Among the records, find the lines that hold the string "this" and return them.

Dataset excerpts
--
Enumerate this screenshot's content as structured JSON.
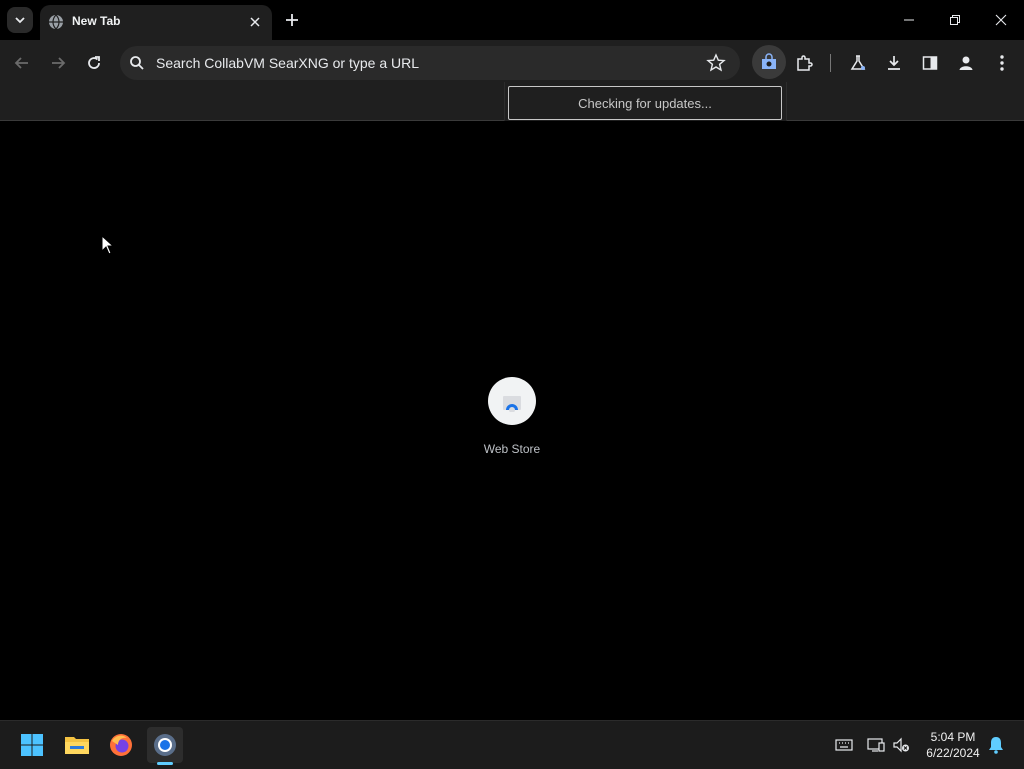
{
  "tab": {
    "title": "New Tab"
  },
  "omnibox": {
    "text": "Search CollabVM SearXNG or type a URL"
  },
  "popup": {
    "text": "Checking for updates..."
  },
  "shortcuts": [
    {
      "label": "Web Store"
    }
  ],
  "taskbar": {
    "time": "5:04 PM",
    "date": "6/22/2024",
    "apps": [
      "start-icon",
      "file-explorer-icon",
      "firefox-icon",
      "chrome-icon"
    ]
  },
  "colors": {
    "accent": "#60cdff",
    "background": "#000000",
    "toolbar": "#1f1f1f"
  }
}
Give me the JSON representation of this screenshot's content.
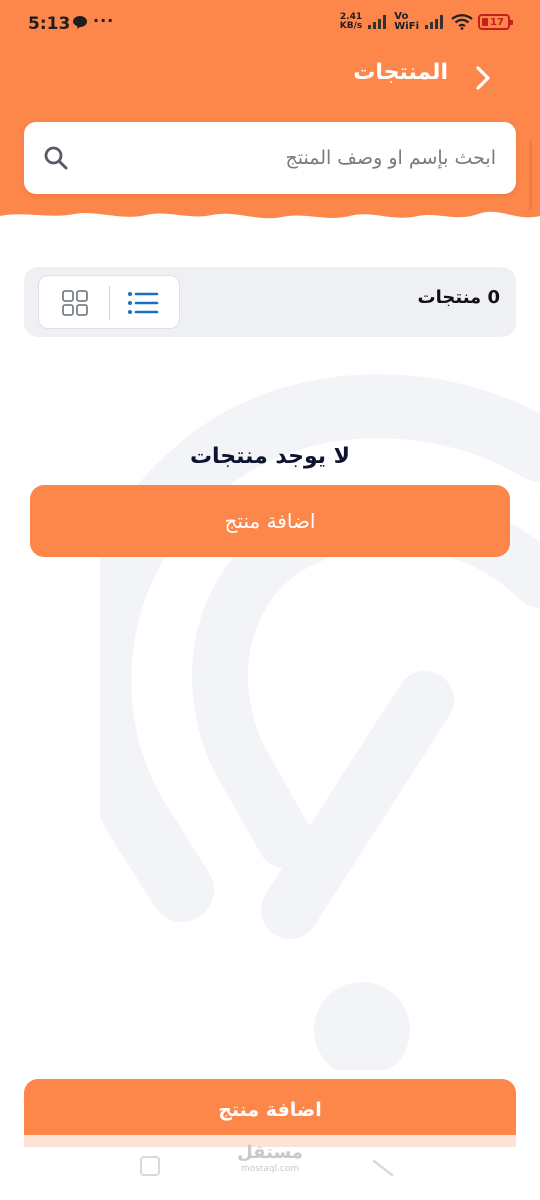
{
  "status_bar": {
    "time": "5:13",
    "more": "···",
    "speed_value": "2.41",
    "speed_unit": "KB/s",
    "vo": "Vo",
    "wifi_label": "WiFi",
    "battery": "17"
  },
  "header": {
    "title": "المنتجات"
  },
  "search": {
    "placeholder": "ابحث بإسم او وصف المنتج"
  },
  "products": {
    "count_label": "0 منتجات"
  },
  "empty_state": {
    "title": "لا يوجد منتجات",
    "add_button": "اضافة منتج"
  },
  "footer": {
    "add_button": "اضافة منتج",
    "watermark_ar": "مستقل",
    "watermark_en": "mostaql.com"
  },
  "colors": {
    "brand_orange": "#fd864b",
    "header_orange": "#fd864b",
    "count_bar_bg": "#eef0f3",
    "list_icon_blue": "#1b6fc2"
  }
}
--
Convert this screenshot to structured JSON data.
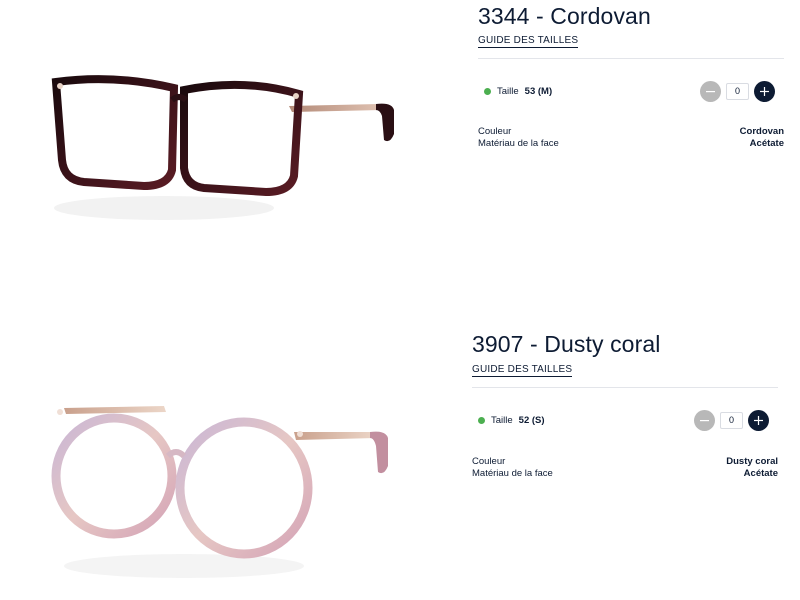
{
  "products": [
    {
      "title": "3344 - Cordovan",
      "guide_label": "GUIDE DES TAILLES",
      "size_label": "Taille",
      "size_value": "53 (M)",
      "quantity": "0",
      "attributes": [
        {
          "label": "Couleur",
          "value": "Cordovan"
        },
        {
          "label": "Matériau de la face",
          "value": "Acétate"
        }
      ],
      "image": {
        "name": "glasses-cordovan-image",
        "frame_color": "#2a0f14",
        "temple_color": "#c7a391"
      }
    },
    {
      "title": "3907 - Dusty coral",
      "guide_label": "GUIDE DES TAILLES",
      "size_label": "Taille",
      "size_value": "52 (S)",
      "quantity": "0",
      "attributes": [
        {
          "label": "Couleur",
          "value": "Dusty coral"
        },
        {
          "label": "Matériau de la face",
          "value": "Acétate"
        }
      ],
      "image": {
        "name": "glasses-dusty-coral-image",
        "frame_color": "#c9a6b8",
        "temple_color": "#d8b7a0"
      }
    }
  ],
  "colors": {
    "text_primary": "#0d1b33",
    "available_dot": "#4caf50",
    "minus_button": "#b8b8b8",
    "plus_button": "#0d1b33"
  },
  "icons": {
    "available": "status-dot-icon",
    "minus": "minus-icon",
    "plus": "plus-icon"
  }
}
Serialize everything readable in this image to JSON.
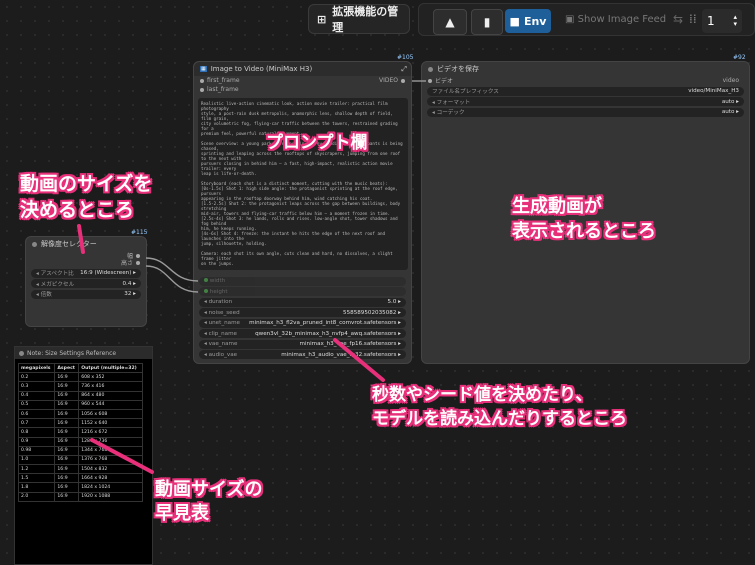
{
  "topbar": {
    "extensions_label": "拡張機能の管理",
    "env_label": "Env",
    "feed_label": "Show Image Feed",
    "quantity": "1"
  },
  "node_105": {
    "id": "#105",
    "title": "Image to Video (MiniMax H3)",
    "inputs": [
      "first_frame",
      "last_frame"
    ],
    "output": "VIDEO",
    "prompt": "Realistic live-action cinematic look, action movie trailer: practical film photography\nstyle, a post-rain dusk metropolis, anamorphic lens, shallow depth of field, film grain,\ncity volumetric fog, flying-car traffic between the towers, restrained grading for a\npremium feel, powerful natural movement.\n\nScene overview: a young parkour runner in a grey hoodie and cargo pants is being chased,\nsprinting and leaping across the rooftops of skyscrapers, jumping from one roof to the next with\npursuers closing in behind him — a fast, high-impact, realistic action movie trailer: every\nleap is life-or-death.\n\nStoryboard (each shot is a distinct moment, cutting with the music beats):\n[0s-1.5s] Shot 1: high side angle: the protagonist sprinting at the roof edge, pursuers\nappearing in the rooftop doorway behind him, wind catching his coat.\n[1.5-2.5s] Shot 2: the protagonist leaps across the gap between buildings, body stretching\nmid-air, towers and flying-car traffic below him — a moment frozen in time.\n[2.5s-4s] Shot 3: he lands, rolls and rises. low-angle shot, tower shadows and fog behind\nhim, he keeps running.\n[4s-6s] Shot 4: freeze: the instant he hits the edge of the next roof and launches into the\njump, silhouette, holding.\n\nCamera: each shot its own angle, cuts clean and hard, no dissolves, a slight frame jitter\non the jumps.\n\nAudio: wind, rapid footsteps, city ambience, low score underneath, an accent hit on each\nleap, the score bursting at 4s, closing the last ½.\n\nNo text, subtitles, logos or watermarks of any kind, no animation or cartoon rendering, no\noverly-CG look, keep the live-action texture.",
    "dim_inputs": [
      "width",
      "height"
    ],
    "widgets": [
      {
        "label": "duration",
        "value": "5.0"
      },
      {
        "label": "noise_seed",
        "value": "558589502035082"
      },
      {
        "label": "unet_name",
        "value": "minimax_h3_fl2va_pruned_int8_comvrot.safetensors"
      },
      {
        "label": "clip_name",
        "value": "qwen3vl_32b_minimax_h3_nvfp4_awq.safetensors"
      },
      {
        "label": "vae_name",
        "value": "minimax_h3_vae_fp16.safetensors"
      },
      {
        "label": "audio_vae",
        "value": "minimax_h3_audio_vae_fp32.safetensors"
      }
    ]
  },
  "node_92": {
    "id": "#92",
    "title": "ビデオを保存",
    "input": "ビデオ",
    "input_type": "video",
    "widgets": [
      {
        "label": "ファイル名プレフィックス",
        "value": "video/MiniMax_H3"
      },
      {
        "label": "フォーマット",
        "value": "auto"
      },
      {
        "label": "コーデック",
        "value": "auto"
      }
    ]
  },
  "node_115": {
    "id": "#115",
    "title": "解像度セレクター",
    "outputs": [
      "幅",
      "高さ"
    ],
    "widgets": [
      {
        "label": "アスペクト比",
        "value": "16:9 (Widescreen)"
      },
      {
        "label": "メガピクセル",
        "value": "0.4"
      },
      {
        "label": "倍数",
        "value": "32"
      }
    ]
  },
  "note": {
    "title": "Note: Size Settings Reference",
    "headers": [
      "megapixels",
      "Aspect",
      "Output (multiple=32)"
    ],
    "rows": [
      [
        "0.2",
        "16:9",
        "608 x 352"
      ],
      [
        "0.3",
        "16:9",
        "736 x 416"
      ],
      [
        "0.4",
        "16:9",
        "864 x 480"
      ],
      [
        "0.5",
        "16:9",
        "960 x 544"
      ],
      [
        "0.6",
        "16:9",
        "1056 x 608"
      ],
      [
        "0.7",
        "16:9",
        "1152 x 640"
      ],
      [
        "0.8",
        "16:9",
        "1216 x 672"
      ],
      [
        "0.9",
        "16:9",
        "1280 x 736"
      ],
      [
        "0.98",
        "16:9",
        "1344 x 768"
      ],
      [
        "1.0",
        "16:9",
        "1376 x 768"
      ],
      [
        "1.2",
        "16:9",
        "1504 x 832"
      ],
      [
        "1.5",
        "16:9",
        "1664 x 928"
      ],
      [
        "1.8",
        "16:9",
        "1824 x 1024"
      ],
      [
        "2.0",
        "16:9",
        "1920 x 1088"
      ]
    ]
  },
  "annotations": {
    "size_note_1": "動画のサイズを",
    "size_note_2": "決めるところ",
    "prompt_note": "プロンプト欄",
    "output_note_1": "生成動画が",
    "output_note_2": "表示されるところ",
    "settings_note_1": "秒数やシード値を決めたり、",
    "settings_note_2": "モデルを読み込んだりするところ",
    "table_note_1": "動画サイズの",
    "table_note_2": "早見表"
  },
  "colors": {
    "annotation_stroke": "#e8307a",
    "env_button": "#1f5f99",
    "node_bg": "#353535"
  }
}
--
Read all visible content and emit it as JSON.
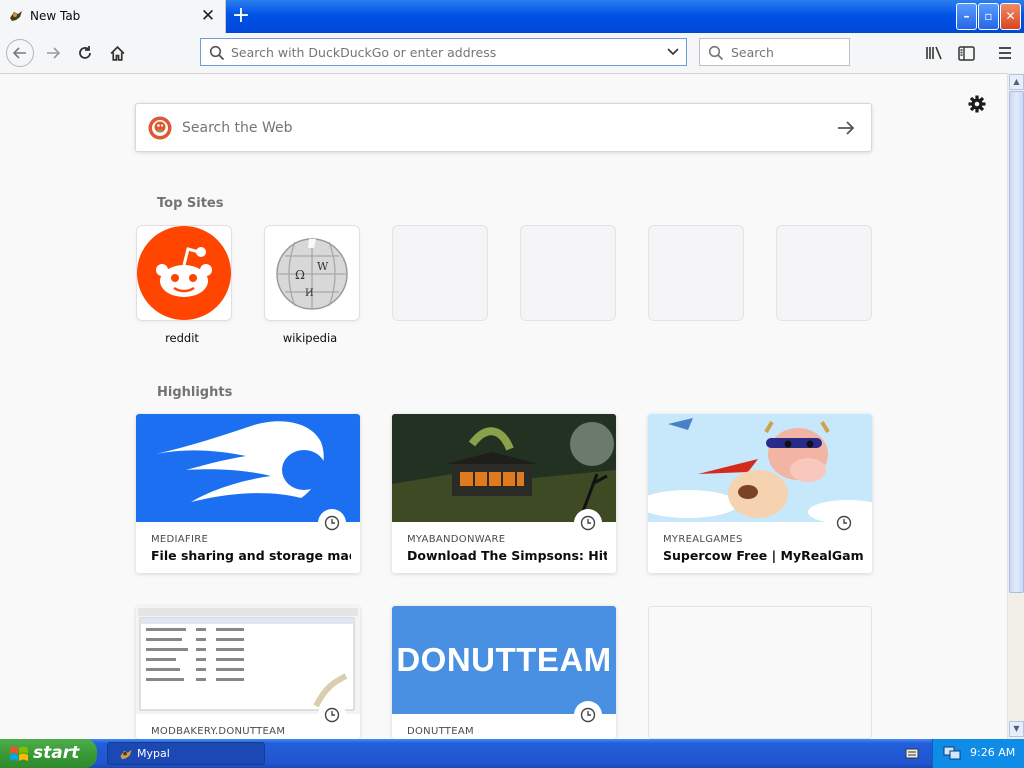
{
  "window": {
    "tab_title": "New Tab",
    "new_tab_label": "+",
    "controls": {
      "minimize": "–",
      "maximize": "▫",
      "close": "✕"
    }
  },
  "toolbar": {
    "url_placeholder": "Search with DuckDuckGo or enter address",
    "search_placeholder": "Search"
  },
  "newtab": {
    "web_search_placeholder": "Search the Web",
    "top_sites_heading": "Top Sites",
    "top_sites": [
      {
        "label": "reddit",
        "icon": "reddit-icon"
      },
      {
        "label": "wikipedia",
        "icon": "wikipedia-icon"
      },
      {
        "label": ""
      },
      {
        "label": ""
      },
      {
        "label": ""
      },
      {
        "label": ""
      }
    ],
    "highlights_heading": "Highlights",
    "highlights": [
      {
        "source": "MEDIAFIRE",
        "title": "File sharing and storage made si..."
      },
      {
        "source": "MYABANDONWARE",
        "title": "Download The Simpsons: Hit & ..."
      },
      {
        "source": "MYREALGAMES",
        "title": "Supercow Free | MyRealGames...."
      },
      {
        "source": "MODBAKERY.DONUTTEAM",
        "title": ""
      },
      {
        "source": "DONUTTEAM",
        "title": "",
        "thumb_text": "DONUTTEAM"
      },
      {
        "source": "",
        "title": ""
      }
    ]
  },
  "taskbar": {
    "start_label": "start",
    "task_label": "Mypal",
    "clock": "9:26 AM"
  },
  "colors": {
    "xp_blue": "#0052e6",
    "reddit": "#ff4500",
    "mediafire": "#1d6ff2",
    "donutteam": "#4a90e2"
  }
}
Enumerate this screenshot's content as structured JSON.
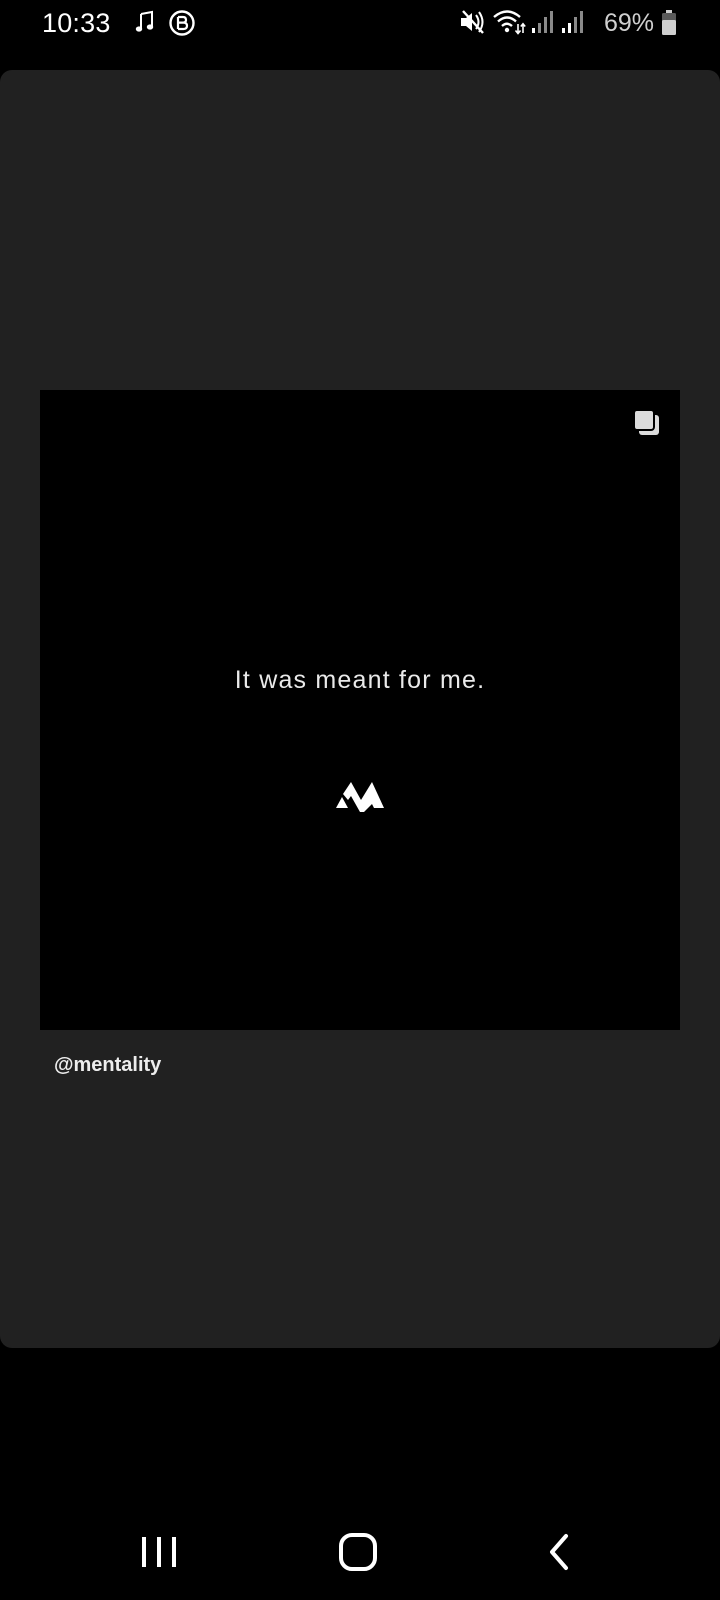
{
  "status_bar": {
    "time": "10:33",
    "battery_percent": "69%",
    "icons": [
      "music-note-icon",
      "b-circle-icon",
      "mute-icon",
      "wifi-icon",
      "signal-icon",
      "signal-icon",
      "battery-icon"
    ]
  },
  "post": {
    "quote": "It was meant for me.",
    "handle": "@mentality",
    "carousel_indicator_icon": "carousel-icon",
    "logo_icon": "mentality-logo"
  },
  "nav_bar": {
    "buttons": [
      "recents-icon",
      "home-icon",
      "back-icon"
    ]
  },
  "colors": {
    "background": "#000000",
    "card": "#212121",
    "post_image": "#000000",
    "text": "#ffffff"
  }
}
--
-- Response to the task --
Enumerate this screenshot's content as structured JSON.
Give me the JSON representation of this screenshot's content.
Convert this screenshot to structured JSON data.
Serialize everything readable in this image to JSON.
Enumerate this screenshot's content as structured JSON.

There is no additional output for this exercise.